▸ **DIRECTIONS FOR THIS TASK**
Your answer must be one number: the count of lines below that hold the word "label".

================================

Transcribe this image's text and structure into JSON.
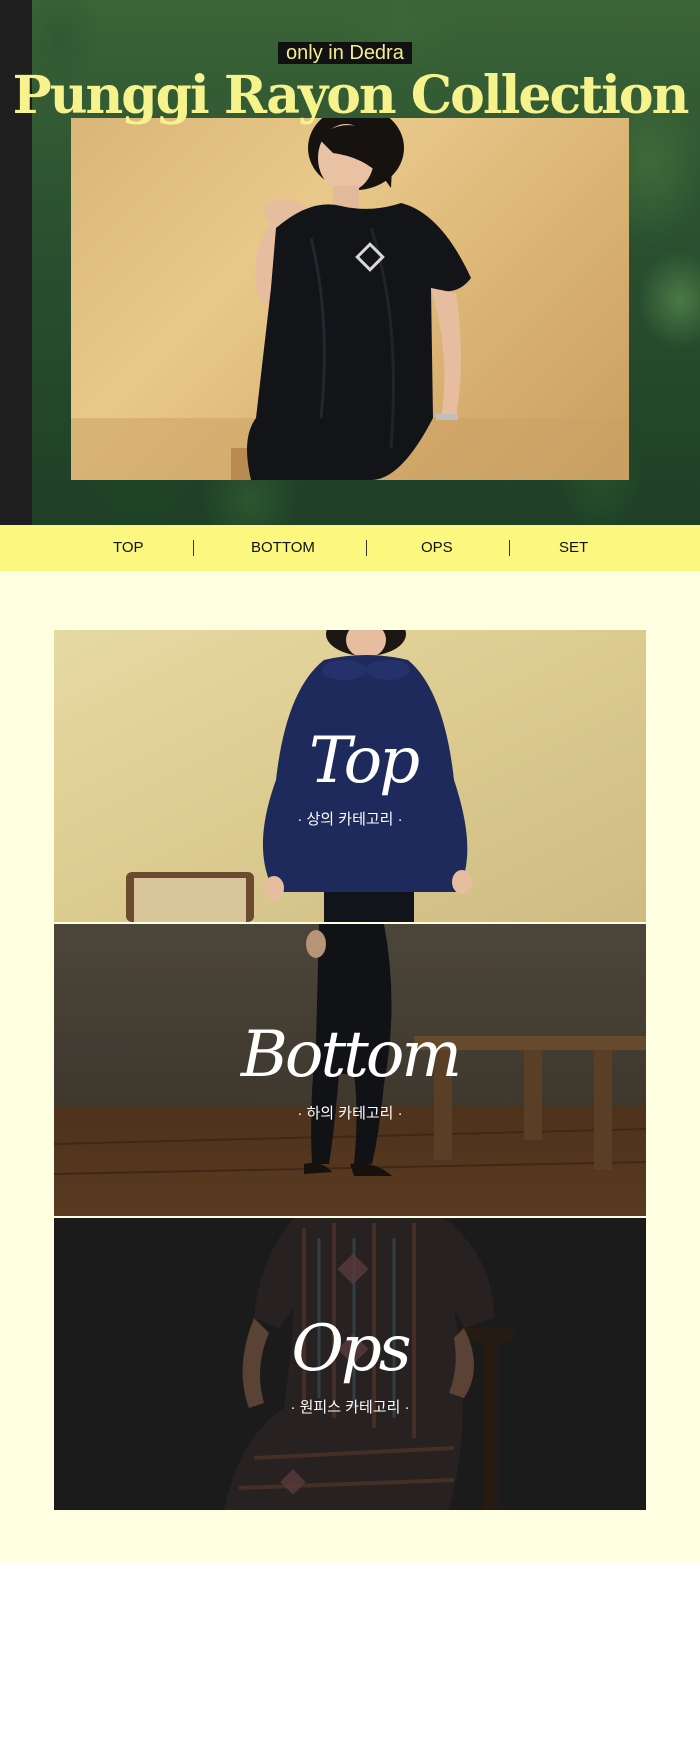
{
  "hero": {
    "tagline": "only in Dedra",
    "title": "Punggi Rayon Collection"
  },
  "nav": {
    "items": [
      {
        "label": "TOP"
      },
      {
        "label": "BOTTOM"
      },
      {
        "label": "OPS"
      },
      {
        "label": "SET"
      }
    ]
  },
  "categories": [
    {
      "title": "Top",
      "subtitle": "· 상의 카테고리 ·"
    },
    {
      "title": "Bottom",
      "subtitle": "· 하의 카테고리 ·"
    },
    {
      "title": "Ops",
      "subtitle": "· 원피스 카테고리 ·"
    }
  ],
  "colors": {
    "accent_yellow": "#fcf77e",
    "title_yellow": "#f6f38d",
    "section_bg": "#fefee0"
  }
}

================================

▸ **ANSWER BOX**
4